*** Block opens ***

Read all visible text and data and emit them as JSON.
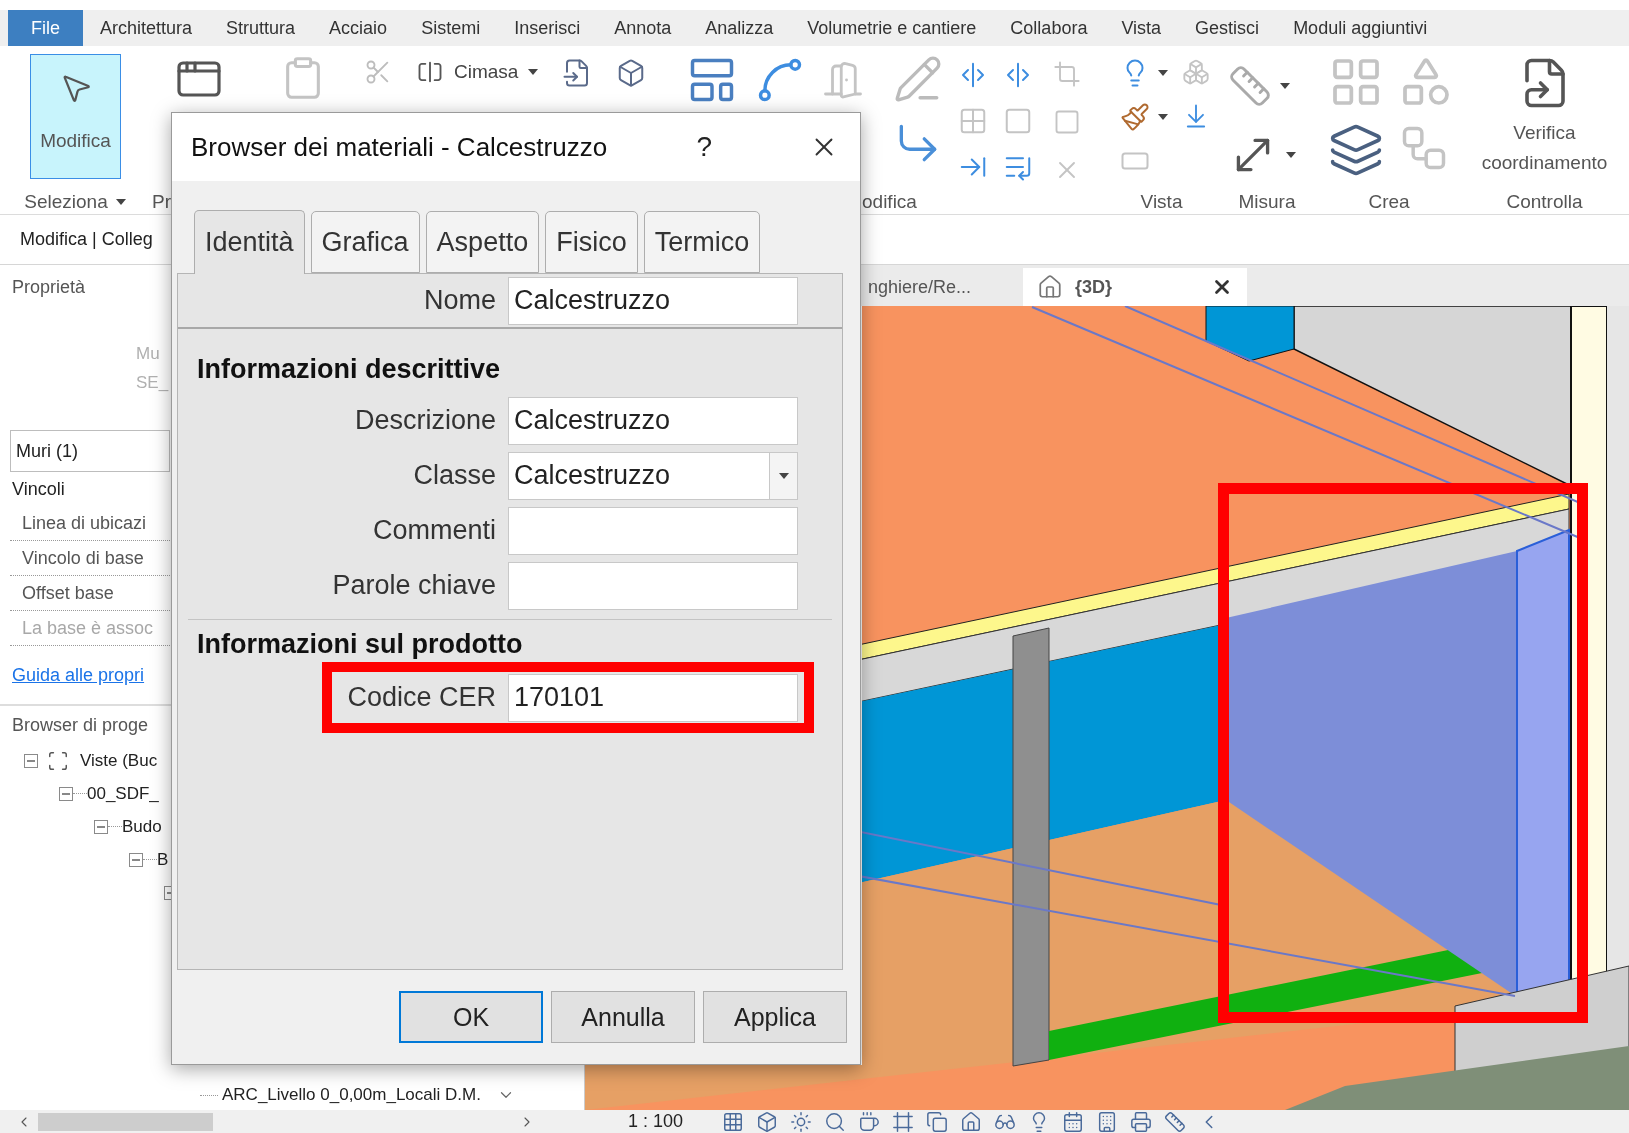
{
  "menu_tabs": [
    {
      "label": "File",
      "kind": "file"
    },
    {
      "label": "Architettura",
      "kind": "tab"
    },
    {
      "label": "Struttura",
      "kind": "tab"
    },
    {
      "label": "Acciaio",
      "kind": "tab"
    },
    {
      "label": "Sistemi",
      "kind": "tab"
    },
    {
      "label": "Inserisci",
      "kind": "tab"
    },
    {
      "label": "Annota",
      "kind": "tab"
    },
    {
      "label": "Analizza",
      "kind": "tab"
    },
    {
      "label": "Volumetrie e cantiere",
      "kind": "tab"
    },
    {
      "label": "Collabora",
      "kind": "tab"
    },
    {
      "label": "Vista",
      "kind": "tab"
    },
    {
      "label": "Gestisci",
      "kind": "tab"
    },
    {
      "label": "Moduli aggiuntivi",
      "kind": "tab"
    }
  ],
  "ribbon": {
    "panels": [
      {
        "kind": "select",
        "label": "Seleziona",
        "dropdown": true,
        "button": {
          "label": "Modifica",
          "selected": true
        }
      },
      {
        "kind": "properties",
        "label": "Pr"
      },
      {
        "kind": "clipboard"
      },
      {
        "kind": "geometry",
        "button": "Cimasa"
      },
      {
        "kind": "modify",
        "label": "odifica"
      },
      {
        "kind": "view",
        "label": "Vista"
      },
      {
        "kind": "measure",
        "label": "Misura"
      },
      {
        "kind": "create",
        "label": "Crea"
      },
      {
        "kind": "check",
        "label": "Controlla",
        "button": "Verifica coordinamento"
      }
    ]
  },
  "context_bar": {
    "label": "Modifica | Colleg"
  },
  "properties": {
    "title": "Proprietà",
    "type_preview": [
      "Mu",
      "SE_"
    ],
    "type_selector": "Muri (1)",
    "group": "Vincoli",
    "rows": [
      {
        "label": "Linea di ubicazi",
        "disabled": false
      },
      {
        "label": "Vincolo di base",
        "disabled": false
      },
      {
        "label": "Offset base",
        "disabled": false
      },
      {
        "label": "La base è assoc",
        "disabled": true
      }
    ],
    "help_link": "Guida alle propri"
  },
  "project_browser": {
    "title": "Browser di proge",
    "tree": [
      {
        "label": "Viste (Buc",
        "expanded": true,
        "children": [
          {
            "label": "00_SDF_",
            "expanded": true,
            "children": [
              {
                "label": "Budo",
                "expanded": true,
                "children": [
                  {
                    "label": "B",
                    "expanded": true,
                    "children": [
                      {
                        "expanded": true
                      }
                    ]
                  }
                ]
              }
            ]
          }
        ]
      }
    ],
    "bottom_item": "ARC_Livello 0_0,00m_Locali D.M."
  },
  "view_tabs": [
    {
      "label": "nghiere/Re...",
      "selected": false
    },
    {
      "label": "{3D}",
      "selected": true
    }
  ],
  "view": {
    "highlight_frame": true
  },
  "status_bar": {
    "scale": "1 : 100"
  },
  "dialog": {
    "title": "Browser dei materiali - Calcestruzzo",
    "help": "?",
    "tabs": [
      {
        "label": "Identità",
        "selected": true
      },
      {
        "label": "Grafica",
        "selected": false
      },
      {
        "label": "Aspetto",
        "selected": false
      },
      {
        "label": "Fisico",
        "selected": false
      },
      {
        "label": "Termico",
        "selected": false
      }
    ],
    "name_field": {
      "label": "Nome",
      "value": "Calcestruzzo"
    },
    "sections": [
      {
        "title": "Informazioni descrittive",
        "fields": [
          {
            "label": "Descrizione",
            "value": "Calcestruzzo",
            "kind": "text"
          },
          {
            "label": "Classe",
            "value": "Calcestruzzo",
            "kind": "dropdown"
          },
          {
            "label": "Commenti",
            "kind": "text"
          },
          {
            "label": "Parole chiave",
            "kind": "text"
          }
        ]
      },
      {
        "title": "Informazioni sul prodotto",
        "fields": [
          {
            "label": "Codice CER",
            "value": "170101",
            "kind": "text",
            "highlighted": true
          }
        ]
      }
    ],
    "buttons": [
      {
        "label": "OK",
        "default": true
      },
      {
        "label": "Annulla",
        "default": false
      },
      {
        "label": "Applica",
        "default": false
      }
    ]
  }
}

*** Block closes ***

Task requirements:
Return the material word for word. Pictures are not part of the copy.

Reply:
Read all visible text and data and emit them as JSON.
{
  "menu_tabs": [
    {
      "label": "File",
      "kind": "file"
    },
    {
      "label": "Architettura",
      "kind": "tab"
    },
    {
      "label": "Struttura",
      "kind": "tab"
    },
    {
      "label": "Acciaio",
      "kind": "tab"
    },
    {
      "label": "Sistemi",
      "kind": "tab"
    },
    {
      "label": "Inserisci",
      "kind": "tab"
    },
    {
      "label": "Annota",
      "kind": "tab"
    },
    {
      "label": "Analizza",
      "kind": "tab"
    },
    {
      "label": "Volumetrie e cantiere",
      "kind": "tab"
    },
    {
      "label": "Collabora",
      "kind": "tab"
    },
    {
      "label": "Vista",
      "kind": "tab"
    },
    {
      "label": "Gestisci",
      "kind": "tab"
    },
    {
      "label": "Moduli aggiuntivi",
      "kind": "tab"
    }
  ],
  "ribbon": {
    "panels": [
      {
        "kind": "select",
        "label": "Seleziona",
        "dropdown": true,
        "button": {
          "label": "Modifica",
          "selected": true
        }
      },
      {
        "kind": "properties",
        "label": "Pr"
      },
      {
        "kind": "clipboard"
      },
      {
        "kind": "geometry",
        "button": "Cimasa"
      },
      {
        "kind": "modify",
        "label": "odifica"
      },
      {
        "kind": "view",
        "label": "Vista"
      },
      {
        "kind": "measure",
        "label": "Misura"
      },
      {
        "kind": "create",
        "label": "Crea"
      },
      {
        "kind": "check",
        "label": "Controlla",
        "button": "Verifica coordinamento"
      }
    ]
  },
  "context_bar": {
    "label": "Modifica | Colleg"
  },
  "properties": {
    "title": "Proprietà",
    "type_preview": [
      "Mu",
      "SE_"
    ],
    "type_selector": "Muri (1)",
    "group": "Vincoli",
    "rows": [
      {
        "label": "Linea di ubicazi",
        "disabled": false
      },
      {
        "label": "Vincolo di base",
        "disabled": false
      },
      {
        "label": "Offset base",
        "disabled": false
      },
      {
        "label": "La base è assoc",
        "disabled": true
      }
    ],
    "help_link": "Guida alle propri"
  },
  "project_browser": {
    "title": "Browser di proge",
    "tree": [
      {
        "label": "Viste (Buc",
        "expanded": true,
        "children": [
          {
            "label": "00_SDF_",
            "expanded": true,
            "children": [
              {
                "label": "Budo",
                "expanded": true,
                "children": [
                  {
                    "label": "B",
                    "expanded": true,
                    "children": [
                      {
                        "expanded": true
                      }
                    ]
                  }
                ]
              }
            ]
          }
        ]
      }
    ],
    "bottom_item": "ARC_Livello 0_0,00m_Locali D.M."
  },
  "view_tabs": [
    {
      "label": "nghiere/Re...",
      "selected": false
    },
    {
      "label": "{3D}",
      "selected": true
    }
  ],
  "view": {
    "highlight_frame": true
  },
  "status_bar": {
    "scale": "1 : 100"
  },
  "dialog": {
    "title": "Browser dei materiali - Calcestruzzo",
    "help": "?",
    "tabs": [
      {
        "label": "Identità",
        "selected": true
      },
      {
        "label": "Grafica",
        "selected": false
      },
      {
        "label": "Aspetto",
        "selected": false
      },
      {
        "label": "Fisico",
        "selected": false
      },
      {
        "label": "Termico",
        "selected": false
      }
    ],
    "name_field": {
      "label": "Nome",
      "value": "Calcestruzzo"
    },
    "sections": [
      {
        "title": "Informazioni descrittive",
        "fields": [
          {
            "label": "Descrizione",
            "value": "Calcestruzzo",
            "kind": "text"
          },
          {
            "label": "Classe",
            "value": "Calcestruzzo",
            "kind": "dropdown"
          },
          {
            "label": "Commenti",
            "kind": "text"
          },
          {
            "label": "Parole chiave",
            "kind": "text"
          }
        ]
      },
      {
        "title": "Informazioni sul prodotto",
        "fields": [
          {
            "label": "Codice CER",
            "value": "170101",
            "kind": "text",
            "highlighted": true
          }
        ]
      }
    ],
    "buttons": [
      {
        "label": "OK",
        "default": true
      },
      {
        "label": "Annulla",
        "default": false
      },
      {
        "label": "Applica",
        "default": false
      }
    ]
  }
}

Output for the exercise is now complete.